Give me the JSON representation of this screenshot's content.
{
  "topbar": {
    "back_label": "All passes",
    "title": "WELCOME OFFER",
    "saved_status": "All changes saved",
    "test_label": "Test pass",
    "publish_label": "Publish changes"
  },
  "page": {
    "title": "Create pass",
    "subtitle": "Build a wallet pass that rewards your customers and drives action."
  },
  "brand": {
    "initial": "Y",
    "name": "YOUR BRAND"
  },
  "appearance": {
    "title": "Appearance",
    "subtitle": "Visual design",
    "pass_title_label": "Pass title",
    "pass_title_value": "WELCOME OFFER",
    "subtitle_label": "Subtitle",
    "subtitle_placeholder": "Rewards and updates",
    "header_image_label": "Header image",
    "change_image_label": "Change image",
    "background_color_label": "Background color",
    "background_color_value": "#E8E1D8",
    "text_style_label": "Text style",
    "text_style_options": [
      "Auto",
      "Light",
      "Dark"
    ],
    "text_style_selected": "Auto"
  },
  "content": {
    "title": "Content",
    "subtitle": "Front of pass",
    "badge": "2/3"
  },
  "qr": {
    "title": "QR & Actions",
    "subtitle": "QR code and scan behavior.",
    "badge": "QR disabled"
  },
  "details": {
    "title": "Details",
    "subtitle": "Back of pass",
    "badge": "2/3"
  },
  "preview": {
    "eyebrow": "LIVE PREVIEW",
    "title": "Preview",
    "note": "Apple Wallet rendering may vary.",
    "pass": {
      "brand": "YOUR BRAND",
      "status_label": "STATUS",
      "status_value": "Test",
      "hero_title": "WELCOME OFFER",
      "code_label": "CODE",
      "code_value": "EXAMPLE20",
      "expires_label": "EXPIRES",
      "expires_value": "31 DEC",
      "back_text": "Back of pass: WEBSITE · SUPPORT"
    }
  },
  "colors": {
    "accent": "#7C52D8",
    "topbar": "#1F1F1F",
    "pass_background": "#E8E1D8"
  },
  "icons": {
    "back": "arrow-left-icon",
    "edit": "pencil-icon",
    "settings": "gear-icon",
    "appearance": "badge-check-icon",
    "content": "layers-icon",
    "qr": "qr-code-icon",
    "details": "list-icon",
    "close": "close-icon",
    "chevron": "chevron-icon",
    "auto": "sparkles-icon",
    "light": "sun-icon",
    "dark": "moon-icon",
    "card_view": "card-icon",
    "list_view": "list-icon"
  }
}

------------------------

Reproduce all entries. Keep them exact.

(Exercise output)
Give me the JSON representation of this screenshot's content.
{
  "topbar": {
    "back_label": "All passes",
    "title": "WELCOME OFFER",
    "saved_status": "All changes saved",
    "test_label": "Test pass",
    "publish_label": "Publish changes"
  },
  "page": {
    "title": "Create pass",
    "subtitle": "Build a wallet pass that rewards your customers and drives action."
  },
  "brand": {
    "initial": "Y",
    "name": "YOUR BRAND"
  },
  "appearance": {
    "title": "Appearance",
    "subtitle": "Visual design",
    "pass_title_label": "Pass title",
    "pass_title_value": "WELCOME OFFER",
    "subtitle_label": "Subtitle",
    "subtitle_placeholder": "Rewards and updates",
    "header_image_label": "Header image",
    "change_image_label": "Change image",
    "background_color_label": "Background color",
    "background_color_value": "#E8E1D8",
    "text_style_label": "Text style",
    "text_style_options": [
      "Auto",
      "Light",
      "Dark"
    ],
    "text_style_selected": "Auto"
  },
  "content": {
    "title": "Content",
    "subtitle": "Front of pass",
    "badge": "2/3"
  },
  "qr": {
    "title": "QR & Actions",
    "subtitle": "QR code and scan behavior.",
    "badge": "QR disabled"
  },
  "details": {
    "title": "Details",
    "subtitle": "Back of pass",
    "badge": "2/3"
  },
  "preview": {
    "eyebrow": "LIVE PREVIEW",
    "title": "Preview",
    "note": "Apple Wallet rendering may vary.",
    "pass": {
      "brand": "YOUR BRAND",
      "status_label": "STATUS",
      "status_value": "Test",
      "hero_title": "WELCOME OFFER",
      "code_label": "CODE",
      "code_value": "EXAMPLE20",
      "expires_label": "EXPIRES",
      "expires_value": "31 DEC",
      "back_text": "Back of pass: WEBSITE · SUPPORT"
    }
  },
  "colors": {
    "accent": "#7C52D8",
    "topbar": "#1F1F1F",
    "pass_background": "#E8E1D8"
  },
  "icons": {
    "back": "arrow-left-icon",
    "edit": "pencil-icon",
    "settings": "gear-icon",
    "appearance": "badge-check-icon",
    "content": "layers-icon",
    "qr": "qr-code-icon",
    "details": "list-icon",
    "close": "close-icon",
    "chevron": "chevron-icon",
    "auto": "sparkles-icon",
    "light": "sun-icon",
    "dark": "moon-icon",
    "card_view": "card-icon",
    "list_view": "list-icon"
  }
}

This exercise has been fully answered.